ati-big

Ixia introduced its Application and Threat Intelligence (ATI) Processor, which enhances the network, application and security insights IT organizations get from their existing monitoring tools.

This is the first product of its kind and provides Ixia’s Visibility Architecture with the ability to provide real-time information about users and applications in any format needed – raw packets, filtered packets or metadata. With the number of valid and malicious applications rapidly increasing, this unprecedented visibility intelligence helps IT organizations within large enterprises and service providers to identify, locate and track network applications – including proprietary, mobile and malicious traffic.

News highlights

Ixia’s new ATI Processor for the NTO 7300 brings a new level of intelligence to the network packet broker. Distinct Application Fingerprints and a patent pending dynamic identification capability for unknown applications give network managers a complete view of their networks, including application success and failure tracking. By combining rich contextual information such as geo-location of application usage, handset or device type, operating system and browser type, the ATI Processor helps to identify suspicious activity such as unauthorized BYOD usage or business connections from untrusted locations.

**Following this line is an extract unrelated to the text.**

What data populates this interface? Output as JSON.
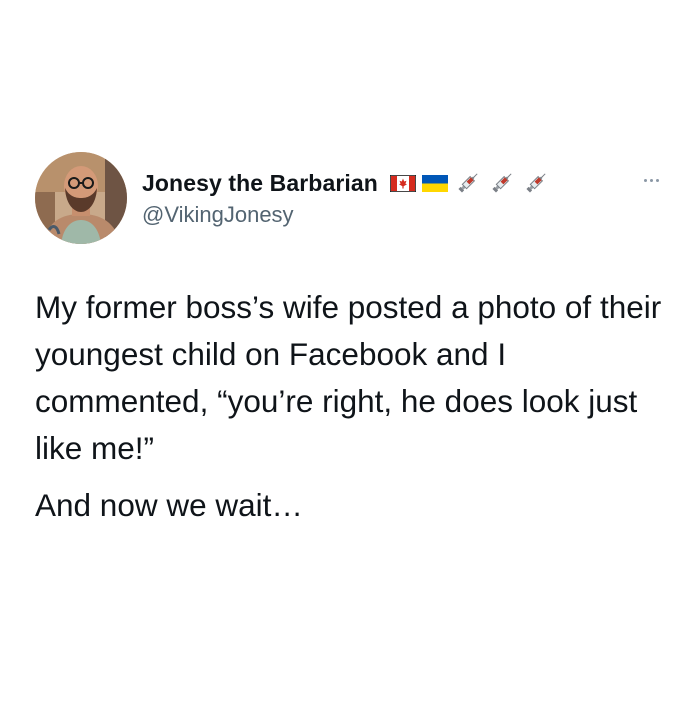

Ixia customers can now leverage their monitoring tools in conjunction with the enhanced information provided by the ATI Processor to spot trends in application usage, user behavior and quality of service with more speed and accuracy. This unique insight can also resolve security concerns such as rapidly spotting Command and Control (CnC) traffic from infected systems and policy infractions from BYOD usage. Previously, IT administrators would have to piece together many independent streams of information in a tedious and error-prone process.

The ATI Processor is backed by the same industry-leading ATI program that fuels Ixia’s test equipment, which includes more than 245 applications and 35,000 malicious attacks and combines frequent Application Fingerprint updates with support of user-defined applications. The specialized hardware employed in the ATI Processor optimizes visibility performance by offloading DPI and metadata extraction, improving tool performance and delivering richer insight into network usage, problems and trends. This functionality delivers greater overall value to our customers.

ATI Processor features include:

  • Dynamic application intelligence capabilities to identify known, proprietary, and even unknown network applications.
  • Enhanced insight including geo-location, handset type, operating system, browser and other key user data.
  • Empirical data generation to identify bandwidth usage, trends and growth needs delivered via API or Ixia’s IxFlow extensions to NetFlow.

For more information watch the video describing the new ATI Processor.

Industry commentary

“The importance of understanding application performance, service quality and security integrity from the network perspective has been steadily rising in both enterprise and service provider settings,” said Jim Frey, EMA’s Vice President of Research, Network Management. “Such visibility is essential for timely assurance and protection of complex applications despite growing traffic volumes and increasing diversity in how end users and subscribers access applications and services. Options for DPI processing and identification at the packet access layer, such as Ixia’s new ATI Processor offering, means valuable flexibility for establishing and sustaining effective visibility.”

“Ixia’s ATI Processor takes the functionality and benefits of a network packet broker to a new level by providing WildPacket’s Network Analysis and Recorder appliances with not just packets, but rich data on applications, geography and users.” said Tim McCreery, president of WildPackets. “By offloading these vital CPU intensive tasks, WildPackets can provide even more real-time visibility into the entire network while recording high-speed traffic for advanced forensics. The joint solution allows customers faster troubleshooting, reduced time to resolution, and shorter network downtime.”

Thanks to Ixia for the article.